Customs is a port of entry into a country for international goods in order to control the flow of goods, especially restrictive and prohibited goods, into and out of the country. By 1771, the U.S. Custom Service had outgrown its offices in the Old Exchange Building on East Bay Street. This waterfront site was purchased in 1849 and construction began in 1853. Work stopped because of the Civil War and lack of funds. It was finally finished in 1879. It replaced the Exchange and Provost Dungeon and still serves as Charleston’s Custom House.
From the Customs House, walk south down East Bay Street about two blocks to Vendue Range on your left (across from Queen Street) and follow Vendue Range to the water walkway. Go right on the walkway and continue to the end at Adgers Wharf Way. Take Adgers Wharf Way to East Bay Street. Rainbow Row should be in front of you.
Just one look and you know how this stretch of houses along East Bay Street got its name. This series of row houses, painted in bright colors, date back to about 1740. This is near what was the waterfront district of the city back in the 18th century. The houses were owned by well-off merchants who had stores on the ground floor and lived in the upper floors.
Go north on East Bay Street two blocks to Broad Street. The Old Exchange and Provost Dungeon will on the right.

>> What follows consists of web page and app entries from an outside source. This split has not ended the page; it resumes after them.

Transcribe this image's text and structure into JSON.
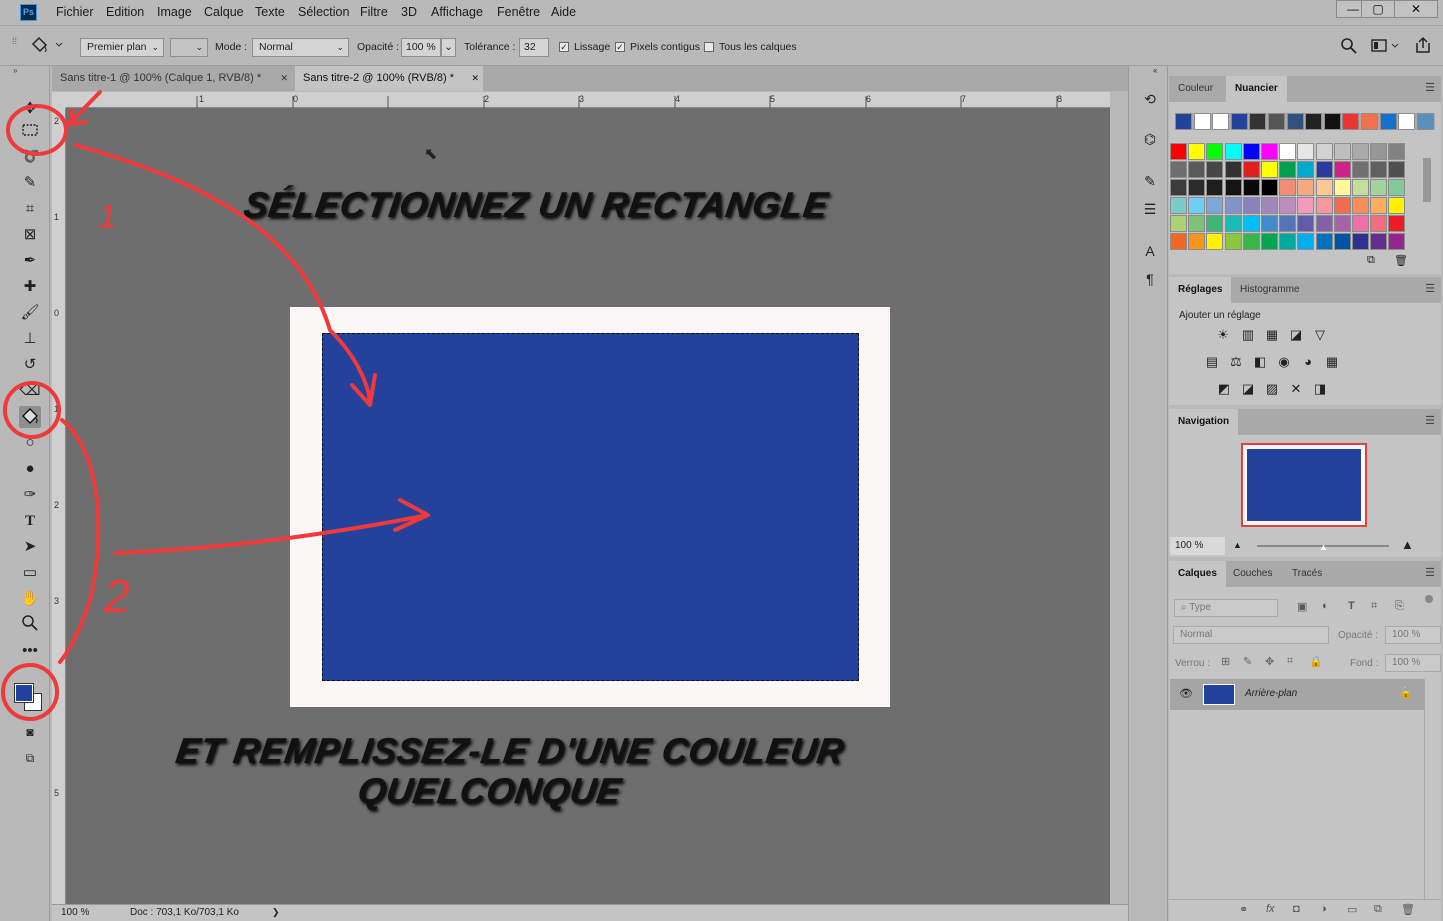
{
  "app": {
    "logo_text": "Ps"
  },
  "menu": [
    "Fichier",
    "Edition",
    "Image",
    "Calque",
    "Texte",
    "Sélection",
    "Filtre",
    "3D",
    "Affichage",
    "Fenêtre",
    "Aide"
  ],
  "window_controls": {
    "minimize": "—",
    "restore": "▢",
    "close": "✕"
  },
  "options": {
    "fill_source": "Premier plan",
    "mode_label": "Mode :",
    "mode_value": "Normal",
    "opacity_label": "Opacité :",
    "opacity_value": "100 %",
    "tolerance_label": "Tolérance :",
    "tolerance_value": "32",
    "antialias_label": "Lissage",
    "contiguous_label": "Pixels contigus",
    "all_layers_label": "Tous les calques",
    "antialias_checked": true,
    "contiguous_checked": true,
    "all_layers_checked": false
  },
  "tabs": [
    {
      "label": "Sans titre-1 @ 100% (Calque 1, RVB/8) *",
      "close": "✕",
      "active": false
    },
    {
      "label": "Sans titre-2 @ 100% (RVB/8) *",
      "close": "✕",
      "active": true
    }
  ],
  "rulers": {
    "h_labels": [
      "1",
      "0",
      "2",
      "3",
      "4",
      "5",
      "6",
      "7",
      "8"
    ],
    "v_labels": [
      "2",
      "1",
      "0",
      "1",
      "2",
      "3",
      "4",
      "5"
    ]
  },
  "annotations": {
    "step1_text": "SÉLECTIONNEZ UN RECTANGLE",
    "step2_line1": "ET REMPLISSEZ-LE D'UNE COULEUR",
    "step2_line2": "QUELCONQUE",
    "marker1": "1",
    "marker2": "2",
    "color": "#ee3a3a"
  },
  "document": {
    "fill_color": "#24419b",
    "paper_color": "#faf7f6"
  },
  "status": {
    "zoom": "100 %",
    "doc_info": "Doc : 703,1 Ko/703,1 Ko",
    "arrow": "❯"
  },
  "panels": {
    "color_tabs": [
      "Couleur",
      "Nuancier"
    ],
    "swatch_recent": [
      "#24419b",
      "#ffffff",
      "#ffffff",
      "#24419b",
      "#333333",
      "#555555",
      "#33507f",
      "#222222",
      "#111111",
      "#e33",
      "#f07050",
      "#1470c8",
      "#ffffff",
      "#5b8fc0"
    ],
    "swatch_rows": [
      [
        "#ff0000",
        "#ffff00",
        "#00ff00",
        "#00ffff",
        "#0000ff",
        "#ff00ff",
        "#ffffff",
        "#e6e6e6",
        "#d2d2d2",
        "#bebebe",
        "#aaaaaa",
        "#969696",
        "#828282"
      ],
      [
        "#6e6e6e",
        "#5a5a5a",
        "#464646",
        "#323232",
        "#e02020",
        "#ffff00",
        "#00a050",
        "#00aacc",
        "#2a3aa0",
        "#d0208a",
        "#707070",
        "#606060",
        "#505050"
      ],
      [
        "#3c3c3c",
        "#2b2b2b",
        "#1e1e1e",
        "#141414",
        "#0a0a0a",
        "#000000",
        "#f08c78",
        "#f5a882",
        "#fbc895",
        "#fff799",
        "#c4df9b",
        "#a3d39c",
        "#82ca9c"
      ],
      [
        "#7accc8",
        "#6dcff6",
        "#7da7d9",
        "#8393ca",
        "#8781bd",
        "#a186be",
        "#bc8dbf",
        "#f49ac1",
        "#f5989d",
        "#f26c4f",
        "#f68e56",
        "#fbaf5d",
        "#fff200"
      ],
      [
        "#acd373",
        "#7cc576",
        "#3bb878",
        "#1abbb4",
        "#00bff3",
        "#438ccb",
        "#5574b9",
        "#605ca8",
        "#855fa8",
        "#a763a8",
        "#f06ea9",
        "#f26d7d",
        "#ed1c24"
      ],
      [
        "#f26522",
        "#f7941d",
        "#fff200",
        "#8dc63f",
        "#39b54a",
        "#00a651",
        "#00a99d",
        "#00aeef",
        "#0072bc",
        "#0054a6",
        "#2e3192",
        "#662d91",
        "#92278f"
      ]
    ],
    "adjust_tabs": [
      "Réglages",
      "Histogramme"
    ],
    "adjust_title": "Ajouter un réglage",
    "adjust_icons_row1": [
      "☀",
      "▥",
      "▦",
      "◪",
      "▽"
    ],
    "adjust_icons_row2": [
      "▤",
      "⚖",
      "◧",
      "◉",
      "◕",
      "▦"
    ],
    "adjust_icons_row3": [
      "◩",
      "◪",
      "▨",
      "✕",
      "◨"
    ],
    "nav_tab": "Navigation",
    "nav_zoom": "100 %",
    "layers_tabs": [
      "Calques",
      "Couches",
      "Tracés"
    ],
    "layers_filter": "Type",
    "layers_blend": "Normal",
    "layers_opacity_label": "Opacité :",
    "layers_opacity": "100 %",
    "layers_lock_label": "Verrou :",
    "layers_fill_label": "Fond :",
    "layers_fill": "100 %",
    "layer_name": "Arrière-plan"
  }
}
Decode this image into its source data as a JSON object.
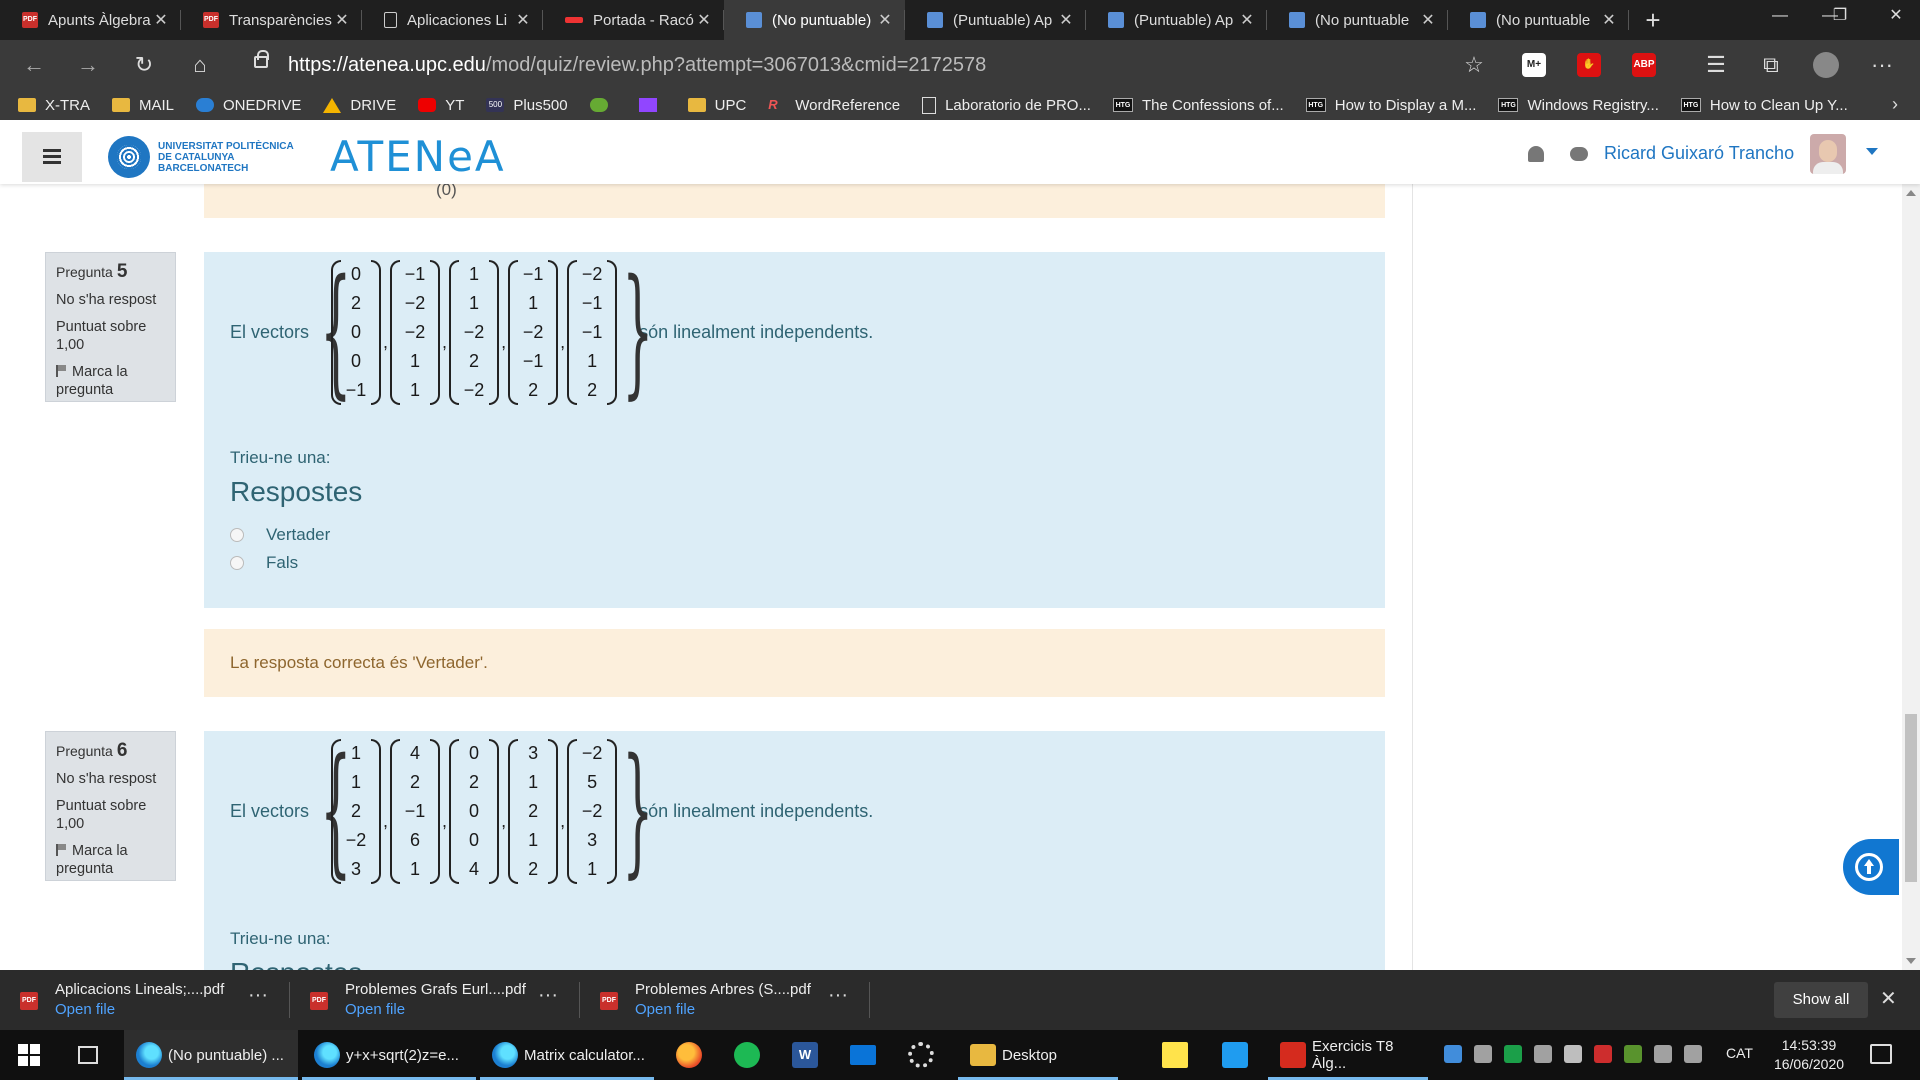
{
  "browser": {
    "tabs": [
      {
        "title": "Apunts Àlgebra",
        "icon": "pdf-icon"
      },
      {
        "title": "Transparències",
        "icon": "pdf-icon"
      },
      {
        "title": "Aplicaciones Li",
        "icon": "page-icon"
      },
      {
        "title": "Portada - Racó",
        "icon": "upc-icon"
      },
      {
        "title": "(No puntuable)",
        "icon": "atenea-icon",
        "active": true
      },
      {
        "title": "(Puntuable) Ap",
        "icon": "atenea-icon"
      },
      {
        "title": "(Puntuable) Ap",
        "icon": "atenea-icon"
      },
      {
        "title": "(No puntuable",
        "icon": "atenea-icon"
      },
      {
        "title": "(No puntuable",
        "icon": "atenea-icon"
      }
    ],
    "close_glyph": "✕",
    "new_tab_glyph": "+",
    "window_controls": {
      "minimize": "—",
      "maximize": "❐",
      "close": "✕"
    },
    "url_host": "https://atenea.upc.edu",
    "url_rest": "/mod/quiz/review.php?attempt=3067013&cmid=2172578",
    "extensions": [
      {
        "label": "M+",
        "color": "#ffffff",
        "text_color": "#222222"
      },
      {
        "label": "✋",
        "color": "#d11",
        "text_color": "#ffffff"
      },
      {
        "label": "ABP",
        "color": "#d11",
        "text_color": "#ffffff"
      }
    ],
    "nav": {
      "back": "←",
      "forward": "→",
      "reload": "↻",
      "home": "⌂",
      "star": "☆",
      "favorites": "☰",
      "collections": "⧉",
      "menu": "···"
    },
    "bookmarks": [
      {
        "label": "X-TRA",
        "icon": "folder"
      },
      {
        "label": "MAIL",
        "icon": "folder"
      },
      {
        "label": "ONEDRIVE",
        "icon": "onedrive"
      },
      {
        "label": "DRIVE",
        "icon": "drive"
      },
      {
        "label": "YT",
        "icon": "yt"
      },
      {
        "label": "Plus500",
        "icon": "plus"
      },
      {
        "label": "",
        "icon": "green"
      },
      {
        "label": "",
        "icon": "twitch"
      },
      {
        "label": "UPC",
        "icon": "folder"
      },
      {
        "label": "WordReference",
        "icon": "wr"
      },
      {
        "label": "Laboratorio de PRO...",
        "icon": "page"
      },
      {
        "label": "The Confessions of...",
        "icon": "htg"
      },
      {
        "label": "How to Display a M...",
        "icon": "htg"
      },
      {
        "label": "Windows Registry...",
        "icon": "htg"
      },
      {
        "label": "How to Clean Up Y...",
        "icon": "htg"
      }
    ],
    "bookmarks_more": "›"
  },
  "site": {
    "upc_text": [
      "UNIVERSITAT POLITÈCNICA",
      "DE CATALUNYA",
      "BARCELONATECH"
    ],
    "atenea_logo": "ATENeA",
    "user_name": "Ricard Guixaró Trancho",
    "brand_color": "#1f76c2"
  },
  "questions": [
    {
      "label": "Pregunta",
      "number": "5",
      "status": "No s'ha respost",
      "score": "Puntuat sobre 1,00",
      "flag": "Marca la pregunta",
      "intro": "El vectors",
      "outro": "són linealment independents.",
      "vectors": [
        [
          "0",
          "2",
          "0",
          "0",
          "−1"
        ],
        [
          "−1",
          "−2",
          "−2",
          "1",
          "1"
        ],
        [
          "1",
          "1",
          "−2",
          "2",
          "−2"
        ],
        [
          "−1",
          "1",
          "−2",
          "−1",
          "2"
        ],
        [
          "−2",
          "−1",
          "−1",
          "1",
          "2"
        ]
      ],
      "prompt": "Trieu-ne una:",
      "answers_title": "Respostes",
      "options": [
        "Vertader",
        "Fals"
      ],
      "feedback": "La resposta correcta és 'Vertader'."
    },
    {
      "label": "Pregunta",
      "number": "6",
      "status": "No s'ha respost",
      "score": "Puntuat sobre 1,00",
      "flag": "Marca la pregunta",
      "intro": "El vectors",
      "outro": "són linealment independents.",
      "vectors": [
        [
          "1",
          "1",
          "2",
          "−2",
          "3"
        ],
        [
          "4",
          "2",
          "−1",
          "6",
          "1"
        ],
        [
          "0",
          "2",
          "0",
          "0",
          "4"
        ],
        [
          "3",
          "1",
          "2",
          "1",
          "2"
        ],
        [
          "−2",
          "5",
          "−2",
          "3",
          "1"
        ]
      ],
      "prompt": "Trieu-ne una:",
      "answers_title": "Respostes"
    }
  ],
  "top_partial_glyph": "(0)",
  "downloads": {
    "items": [
      {
        "name": "Aplicacions Lineals;....pdf",
        "action": "Open file"
      },
      {
        "name": "Problemes Grafs Eurl....pdf",
        "action": "Open file"
      },
      {
        "name": "Problemes Arbres (S....pdf",
        "action": "Open file"
      }
    ],
    "more_glyph": "···",
    "show_all": "Show all",
    "close_glyph": "✕"
  },
  "taskbar": {
    "windows": [
      {
        "label": "(No puntuable) ...",
        "icon": "edge"
      },
      {
        "label": "y+x+sqrt(2)z=e...",
        "icon": "edge"
      },
      {
        "label": "Matrix calculator...",
        "icon": "edge"
      }
    ],
    "pinned": [
      "firefox",
      "spotify",
      "word",
      "mail",
      "settings"
    ],
    "explorer_label": "Desktop",
    "acrobat_label": "Exercicis T8 Àlg...",
    "word_letter": "W",
    "language": "CAT",
    "time": "14:53:39",
    "date": "16/06/2020"
  }
}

This was the last structure erected by the British in Charleston. It is one of only three buildings in the US where the Constitution was ratified. The city’s commercial center was in this area on Bay Street. Public slave auctions were held outside this building and along the adjacent factors’ wharves. Other enterprises included brokers’ offices and a large number of merchants who catered to the maritime trade. Rope, tar, lumber, canvas and nails were kept in good supply. This building originally served as a customs house and a meeting place. Sailing ships arrived with bulk cargo from Europe, while smaller boats and canoes arrived via the local waterways loaded with animal skins, corn and other goods. The Dungeon downstairs was a damp gloomy place where prisoners were held. Today, this building is owned by the Daughters of the American Revolution and is a museum and available for tours.
Go west on Broad Street then right on State Street. Go to Chalmers Street.
Cobblestone Streets on Chalmers Street
This is one of the last remaining cobblestone type streets in Charleston. It is believed that these old stones were used as ballast on ships arriving from England and were discarded upon arrival to make space for cargo for the return voyage to England. These stones were later re-purposed on the roads to minimize mud.
This is the only surviving building in South Carolina that had been used as a slave auction gallery. Leading up to the Civil War, Charleston was a commercial center for the plantation economy. Where there were plantations, there were slaves. The Old Slave Mart was built in 1856 as a result of a city regulation that prohibited public sales of slaves. The Old Slave Mart made it possible for the slave trade to continue in Charleston now that it had been moved to an indoor private location. It only operated for a few years, closing its doors in 1863 in the idle years of the Civil War. Two years later, slavery would be abolished in all the United States.
Built around 1712, the Pink House is believed to be the second oldest remaining structure in Charleston. It never was a house; rather it was a tavern. The Pink House was just one of the structures along cobble-stoned “Chalmers Alley” which was part of the “party” district near the wharfs. It remained a tavern through the 1700s. It has been several different things since then. Some say that the Pink House is haunted.
Go back to State Street and go left to Queen Street. Go right on Queen Street to East Bay Street.
[Return to the Customs House at 200 East Bay Street.]